On the road from Phnom Penh to Siem Reap there is a great restaurant called Arunras. It is full of locals who have stopped on their various journeys and one or two tourists. I had a big plate of fried Morning Glory and a big plate of mixed fried mushrooms with steamed rice and both were delicious. Service is speedy the food is cheap and as I have discovered in most of Asia now local tea is complimentary…I knew there was a reason I liked Asia so much! Well worth a visit if you are passing.
Next to the restaurant is extensive markets selling just about anything. The interesting trio of fried tarantula, silk worm and cricket were there along with a multitude of other snacks. A little warning though if you have a problem with spiders (live ones that is) you need eyes in the back of your head as many of the kids wandering around have tarantulas as pets clinging to their clothes and they will offer one to you to hold or stroke. Apparently the poisonous bit has been removed so its not dangerous but they are still big and hairy!
There was a wealth of fruit both fresh and dried. The kids will try to sell you bags of cut up pineapple and will follow you around the whole time so if you don’t want the pineapple your powers of determination need to be sharp! I bought a bag of extremely colourful candied fruit which was very sweet but very very good probably the best I’ve tasted on this trip. It consisted of red dates, pineapple, pomelo peel (which has a bitterness that counteracts the sweetness well) and mango. Deliciousness in a bag.
There was plenty of seafood on offer which looked very fresh and well iced to keep it that way.

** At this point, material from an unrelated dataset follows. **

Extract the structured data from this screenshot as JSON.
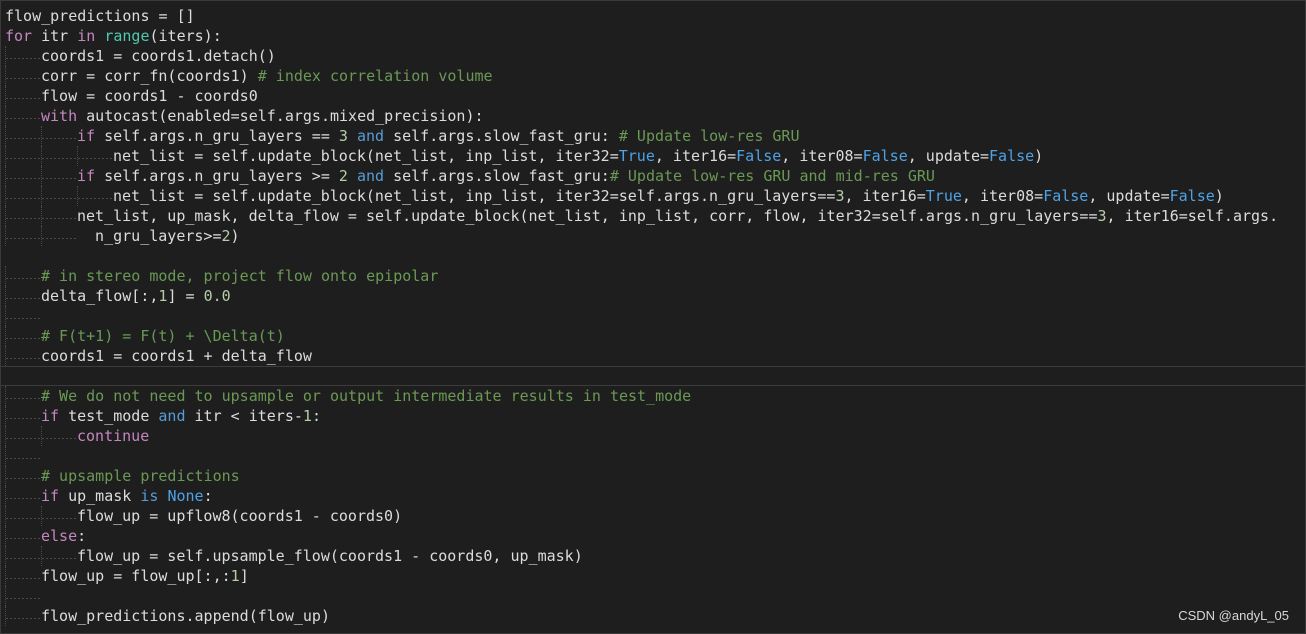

A delicacy in Cambodia (and I think much of south east Asia) is fermented fish paste. It smells very bad and doesn’t look at all appetising! I have tried it and it tastes better than it smells and looks but is definitely a required taste! Most markets have big pots of it you can then buy a spoon full…you will smell it before you see it!
And finally the meat section. This seemed the most different from a western market. It had big raised areas that the meat was on with women sat amongst the meat ready to chop up whatever you wanted. The meat in Asia often sits out in the sun for quite a while that is why many recipes require it to be thoroughly boiled and stewed before using to kill off any bad bacterias. I have always loved a market and it is great to wander round and discover different and unusual foods. You just have to be a little brave and taste things to discover new and wonderful flavours.